Some people travel for the sights, others for the food or the beaches. Then, there are those who travel for the experience itself. This type of travel is not found in guidebooks. It is not found in detailed travel itineraries, nor the hundreds of online hotel reviews. It is found in the spontaneous last-minute flights, the locals’ recommendations, and the backpacks toted around airports and train stations.
In a time where TripAdvisor reviews and travel agents seem to be controlling our travel itineraries, I recently ditched the guidebooks and opted for the road less traveled — exploring new locations based on suggestions from locals and a desire to experience each country in my own way. The result: a more meaningful experience than any four-star hotel or prepared itinerary could have provided.
Here’s how exploring new destinations off-the-beaten path can leave you not only with memories and stories worth telling, but with a new outlook on life:
1. You’ll experience new cultures.
While you can learn a lot about a culture by visiting museums, eating at restaurants and viewing national monuments, immersing yourself within a culture can provide a much deeper experience. Rather than always staying at popular hotels or resorts, consider options in AirBnB apartments or homes. Don’t be so quick to sign up for the tour bus rides with other out-of-towners, consider traveling like a local on public transportation or better yet, rent a car or motorbike and drive it yourself – just be sure you grab a map first.
In many small towns and even tinier villages, the people will be some of the nicest you will meet, excited to practice their English and invite you in for lunch. Immersing yourself into a new culture is a humbling experience that allows you to see the country in the eyes of those you meet.
2. You’ll find hidden gems.
Traveling around remote countries isn’t as simple as hopping in an air-conditioned taxi for a 10-minute drive to your hotel. It can be a ride in a rickshaw tricycle along dirt roads, passing through villages and asking locals for directions. It can be a 10-hour flight, two-hour layover and five-hour boat ride. It’s this type of adventurous travel that leads to finding secluded waterfalls after winding your way through deserted trails in tropical forests.
While it may take longer than the guided tours, traveling off-the-beaten path to can allow you to witness the untouched beauty and hidden locales you hear so much about. In larger cities, these hidden gems can seem hard to find when all the guidebooks are leading tourists to the same popular attractions. While it can be nice to scroll through the hundreds of online reviews for the best restaurant in town, some of my most memorable meals were found by simply asking the manager in my hotel for their favorite place to dine. Often all it takes is asking locals and fellow travelers you meet along the way for a little guidance.

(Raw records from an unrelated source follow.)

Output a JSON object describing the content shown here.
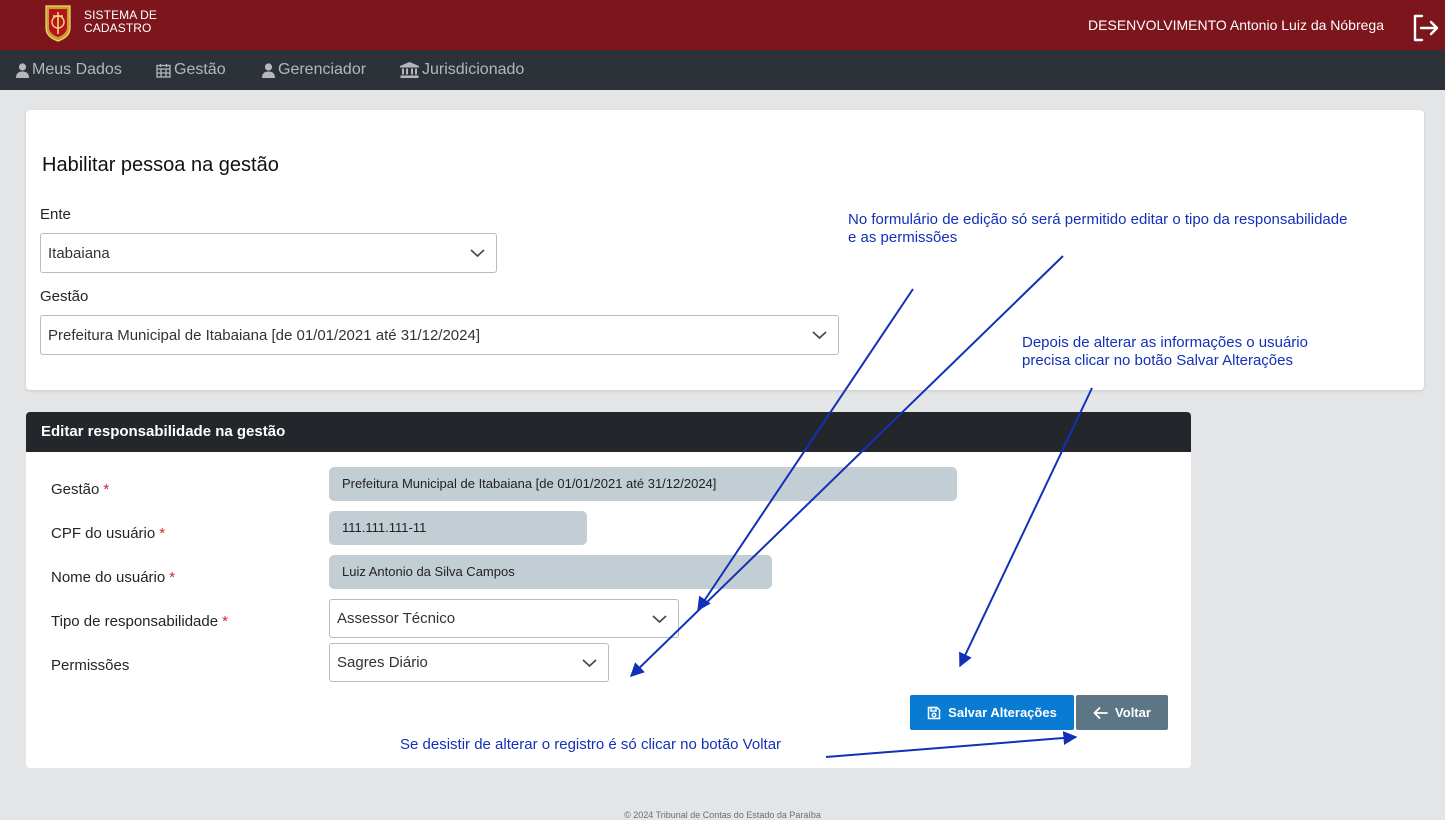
{
  "header": {
    "brand_line1": "SISTEMA DE",
    "brand_line2": "CADASTRO",
    "user": "DESENVOLVIMENTO Antonio Luiz da Nóbrega",
    "bg_color": "#7c161c"
  },
  "nav": {
    "items": [
      {
        "label": "Meus Dados",
        "icon": "user-icon"
      },
      {
        "label": "Gestão",
        "icon": "calendar-icon"
      },
      {
        "label": "Gerenciador",
        "icon": "user-icon"
      },
      {
        "label": "Jurisdicionado",
        "icon": "institution-icon"
      }
    ]
  },
  "habilitar": {
    "title": "Habilitar pessoa na gestão",
    "ente_label": "Ente",
    "ente_value": "Itabaiana",
    "gestao_label": "Gestão",
    "gestao_value": "Prefeitura Municipal de Itabaiana [de 01/01/2021 até 31/12/2024]"
  },
  "editar": {
    "header": "Editar responsabilidade na gestão",
    "gestao_label": "Gestão",
    "gestao_value": "Prefeitura Municipal de Itabaiana [de 01/01/2021 até 31/12/2024]",
    "cpf_label": "CPF do usuário",
    "cpf_value": "111.111.111-11",
    "nome_label": "Nome do usuário",
    "nome_value": "Luiz Antonio da Silva Campos",
    "tipo_label": "Tipo de responsabilidade",
    "tipo_value": "Assessor Técnico",
    "permissoes_label": "Permissões",
    "permissoes_value": "Sagres Diário",
    "required_mark": "*",
    "save_label": "Salvar Alterações",
    "back_label": "Voltar"
  },
  "annotations": {
    "note1_line1": "No formulário de edição só será permitido editar o tipo da responsabilidade",
    "note1_line2": "e as permissões",
    "note2_line1": "Depois de alterar as informações o usuário",
    "note2_line2": "precisa clicar no botão Salvar Alterações",
    "note3": "Se desistir de alterar o registro é só clicar no botão Voltar",
    "color": "#1231b8"
  },
  "footer": "© 2024 Tribunal de Contas do Estado da Paraíba"
}
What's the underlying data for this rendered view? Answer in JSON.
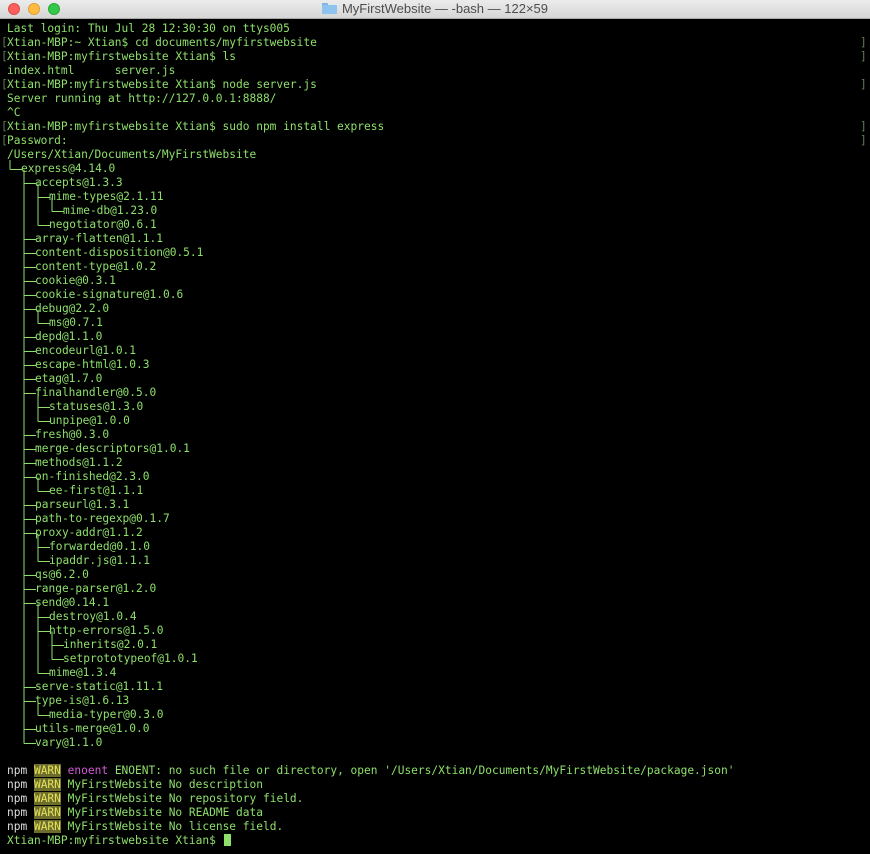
{
  "window": {
    "title": "MyFirstWebsite — -bash — 122×59"
  },
  "terminal": {
    "lines": [
      "Last login: Thu Jul 28 12:30:30 on ttys005",
      "Xtian-MBP:~ Xtian$ cd documents/myfirstwebsite",
      "Xtian-MBP:myfirstwebsite Xtian$ ls",
      "index.html      server.js",
      "Xtian-MBP:myfirstwebsite Xtian$ node server.js",
      "Server running at http://127.0.0.1:8888/",
      "^C",
      "Xtian-MBP:myfirstwebsite Xtian$ sudo npm install express",
      "Password:",
      "/Users/Xtian/Documents/MyFirstWebsite"
    ],
    "bracketed_rows": [
      1,
      2,
      4,
      7,
      8
    ],
    "tree": [
      {
        "depth": 0,
        "label": "express@4.14.0"
      },
      {
        "depth": 1,
        "label": "accepts@1.3.3"
      },
      {
        "depth": 2,
        "label": "mime-types@2.1.11"
      },
      {
        "depth": 3,
        "label": "mime-db@1.23.0"
      },
      {
        "depth": 2,
        "label": "negotiator@0.6.1"
      },
      {
        "depth": 1,
        "label": "array-flatten@1.1.1"
      },
      {
        "depth": 1,
        "label": "content-disposition@0.5.1"
      },
      {
        "depth": 1,
        "label": "content-type@1.0.2"
      },
      {
        "depth": 1,
        "label": "cookie@0.3.1"
      },
      {
        "depth": 1,
        "label": "cookie-signature@1.0.6"
      },
      {
        "depth": 1,
        "label": "debug@2.2.0"
      },
      {
        "depth": 2,
        "label": "ms@0.7.1"
      },
      {
        "depth": 1,
        "label": "depd@1.1.0"
      },
      {
        "depth": 1,
        "label": "encodeurl@1.0.1"
      },
      {
        "depth": 1,
        "label": "escape-html@1.0.3"
      },
      {
        "depth": 1,
        "label": "etag@1.7.0"
      },
      {
        "depth": 1,
        "label": "finalhandler@0.5.0"
      },
      {
        "depth": 2,
        "label": "statuses@1.3.0"
      },
      {
        "depth": 2,
        "label": "unpipe@1.0.0"
      },
      {
        "depth": 1,
        "label": "fresh@0.3.0"
      },
      {
        "depth": 1,
        "label": "merge-descriptors@1.0.1"
      },
      {
        "depth": 1,
        "label": "methods@1.1.2"
      },
      {
        "depth": 1,
        "label": "on-finished@2.3.0"
      },
      {
        "depth": 2,
        "label": "ee-first@1.1.1"
      },
      {
        "depth": 1,
        "label": "parseurl@1.3.1"
      },
      {
        "depth": 1,
        "label": "path-to-regexp@0.1.7"
      },
      {
        "depth": 1,
        "label": "proxy-addr@1.1.2"
      },
      {
        "depth": 2,
        "label": "forwarded@0.1.0"
      },
      {
        "depth": 2,
        "label": "ipaddr.js@1.1.1"
      },
      {
        "depth": 1,
        "label": "qs@6.2.0"
      },
      {
        "depth": 1,
        "label": "range-parser@1.2.0"
      },
      {
        "depth": 1,
        "label": "send@0.14.1"
      },
      {
        "depth": 2,
        "label": "destroy@1.0.4"
      },
      {
        "depth": 2,
        "label": "http-errors@1.5.0"
      },
      {
        "depth": 3,
        "label": "inherits@2.0.1"
      },
      {
        "depth": 3,
        "label": "setprototypeof@1.0.1"
      },
      {
        "depth": 2,
        "label": "mime@1.3.4"
      },
      {
        "depth": 1,
        "label": "serve-static@1.11.1"
      },
      {
        "depth": 1,
        "label": "type-is@1.6.13"
      },
      {
        "depth": 2,
        "label": "media-typer@0.3.0"
      },
      {
        "depth": 1,
        "label": "utils-merge@1.0.0"
      },
      {
        "depth": 1,
        "label": "vary@1.1.0"
      }
    ],
    "warnings": [
      {
        "prefix": "npm",
        "level": "WARN",
        "code": "enoent",
        "message": " ENOENT: no such file or directory, open '/Users/Xtian/Documents/MyFirstWebsite/package.json'"
      },
      {
        "prefix": "npm",
        "level": "WARN",
        "code": "",
        "message": "MyFirstWebsite No description"
      },
      {
        "prefix": "npm",
        "level": "WARN",
        "code": "",
        "message": "MyFirstWebsite No repository field."
      },
      {
        "prefix": "npm",
        "level": "WARN",
        "code": "",
        "message": "MyFirstWebsite No README data"
      },
      {
        "prefix": "npm",
        "level": "WARN",
        "code": "",
        "message": "MyFirstWebsite No license field."
      }
    ],
    "final_prompt": "Xtian-MBP:myfirstwebsite Xtian$ "
  },
  "colors": {
    "text": "#8ee06b",
    "tree_lines": "#8ee06b",
    "warn_bg": "#6d6d2c",
    "warn_fg": "#e7e25a",
    "enoent": "#d35ad8",
    "npm": "#dedede"
  }
}
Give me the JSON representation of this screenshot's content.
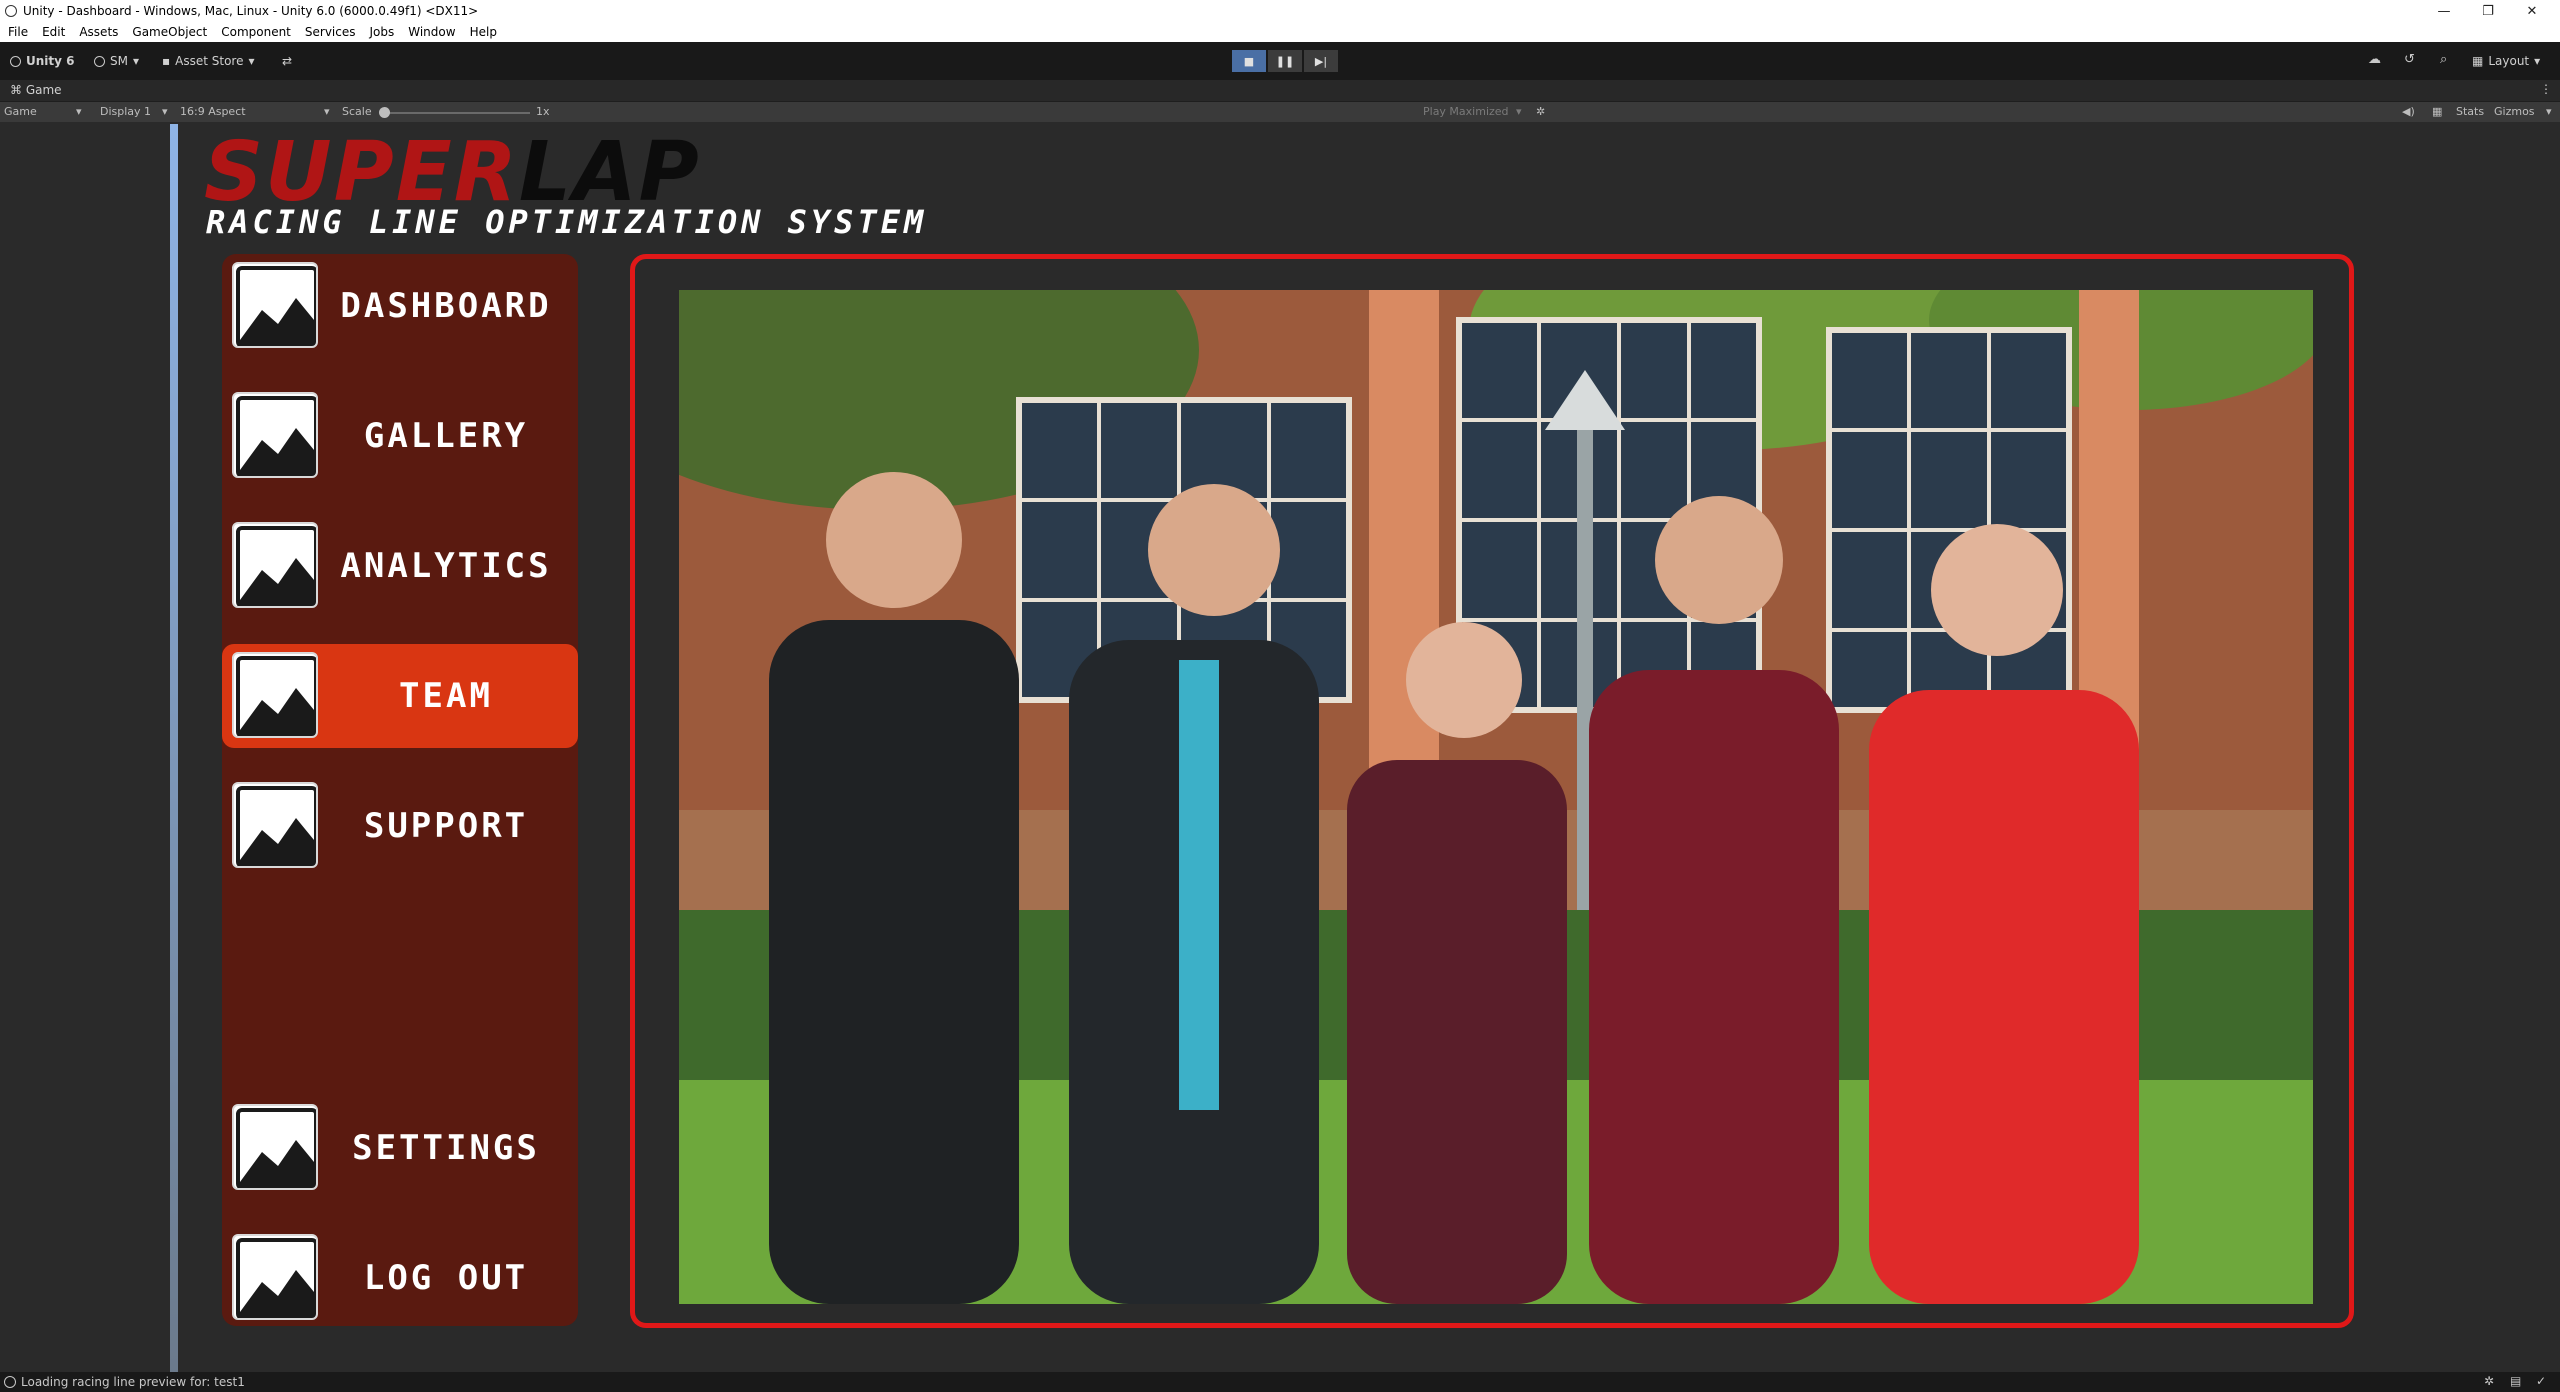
{
  "window": {
    "title": "Unity - Dashboard - Windows, Mac, Linux - Unity 6.0 (6000.0.49f1) <DX11>",
    "minimize": "—",
    "maximize": "❐",
    "close": "✕"
  },
  "menubar": [
    "File",
    "Edit",
    "Assets",
    "GameObject",
    "Component",
    "Services",
    "Jobs",
    "Window",
    "Help"
  ],
  "toolbar": {
    "unity_label": "Unity 6",
    "account_label": "SM",
    "asset_store_label": "Asset Store",
    "layout_label": "Layout"
  },
  "game_tab": {
    "label": "Game"
  },
  "game_bar": {
    "mode": "Game",
    "display": "Display 1",
    "aspect": "16:9 Aspect",
    "scale_label": "Scale",
    "scale_value": "1x",
    "play_mode": "Play Maximized",
    "stats": "Stats",
    "gizmos": "Gizmos"
  },
  "app": {
    "logo_part1": "SUPER",
    "logo_part2": "LAP",
    "subtitle": "RACING LINE OPTIMIZATION SYSTEM",
    "nav": [
      {
        "label": "DASHBOARD",
        "icon": "image-icon",
        "active": false
      },
      {
        "label": "GALLERY",
        "icon": "image-icon",
        "active": false
      },
      {
        "label": "ANALYTICS",
        "icon": "image-icon",
        "active": false
      },
      {
        "label": "TEAM",
        "icon": "image-icon",
        "active": true
      },
      {
        "label": "SUPPORT",
        "icon": "image-icon",
        "active": false
      },
      {
        "label": "SETTINGS",
        "icon": "image-icon",
        "active": false
      },
      {
        "label": "LOG OUT",
        "icon": "image-icon",
        "active": false
      }
    ],
    "colors": {
      "sidebar_bg": "#5a1a10",
      "active_nav": "#d93612",
      "panel_border": "#e01818",
      "logo_red": "#b01515"
    }
  },
  "statusbar": {
    "message": "Loading racing line preview for: test1"
  }
}
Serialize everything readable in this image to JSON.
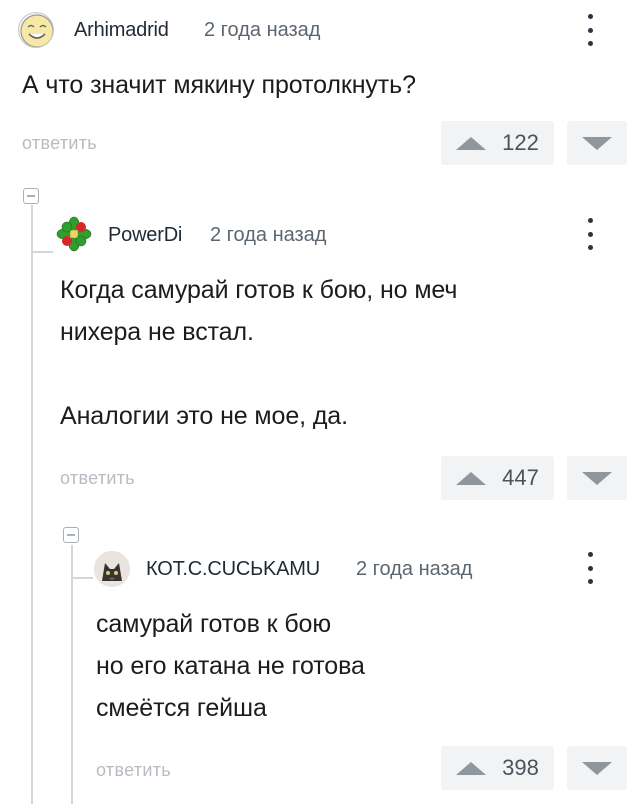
{
  "comments": [
    {
      "username": "Arhimadrid",
      "time": "2 года назад",
      "lines": [
        "А что значит мякину протолкнуть?"
      ],
      "reply_label": "ответить",
      "votes": "122",
      "avatar_icon": "smiling-face-avatar"
    },
    {
      "username": "PowerDi",
      "time": "2 года назад",
      "lines": [
        "Когда самурай готов к бою, но меч",
        "нихера не встал.",
        "",
        "Аналогии это не мое, да."
      ],
      "reply_label": "ответить",
      "votes": "447",
      "avatar_icon": "green-flower-avatar"
    },
    {
      "username": "КОТ.С.CUCЬKAMU",
      "time": "2 года назад",
      "lines": [
        "самурай готов к бою",
        "но его катана не готова",
        "смеётся гейша"
      ],
      "reply_label": "ответить",
      "votes": "398",
      "avatar_icon": "cat-photo-avatar"
    }
  ],
  "colors": {
    "text": "#1c1c1c",
    "muted": "#b6bcc2",
    "vote_bg": "#f2f3f5",
    "vote_icon": "#8f969c"
  }
}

3. You’ll discover your true self.
Without a guidebook to follow, your daily activities when traveling off-the-beaten-path are entirely up to you. You are the guide for your trip. Asking locals where to go and what to see forces you to step outside of your comfort zone. You have to be social with those you meet and often this will not be in a language that you both speak.
Can you find a way to communicate? Can you work up the courage to ask others for directions? Learn the power of a smile. See where it takes you. Can you allow things to happen as they unfold? Can you get rid of the notion of a planned itinerary and just enjoy each moment? Learn more about yourself by how you adapt to these situations.
4. You’ll cultivate gratitude.
The basics of everyday life are so easy to overlook. You have a solid roof over your head. Your car starts when you get in it to go to work in the morning. You have a hot shower in the winter. You have enough food on the table. Traveling to third-world countries you quickly learn to appreciate certain things that perhaps families living in thatched homes would cherish.
Witnessing mothers wake up each morning to lay rice on burlap sacks in the sun to feed their family. Using bathrooms that consist of a ceramic bowl on the dirt ground and bucket of water for flushing. Seeing the joy of a smile on children’s faces when you join them for a game of soccer on the side of the road. Suddenly, waiting in a long line for coffee before work doesn’t seem to affect your mood as much as it might have previously. Life becomes a blessing.
– Be flexible. Travel plans can change quickly. You will have to change with them.
– Have zero expectations. It’s better to be pleasantly surprised than disappointed.
– Pack light. Only bring what you can fit on your back. Keep it to a 35L pack.
– Wear a helmet. Literally. You will likely be riding a motorbike at some point.
– Have a strong stomach. The food can get weird.
– Always carry toilet paper. Always.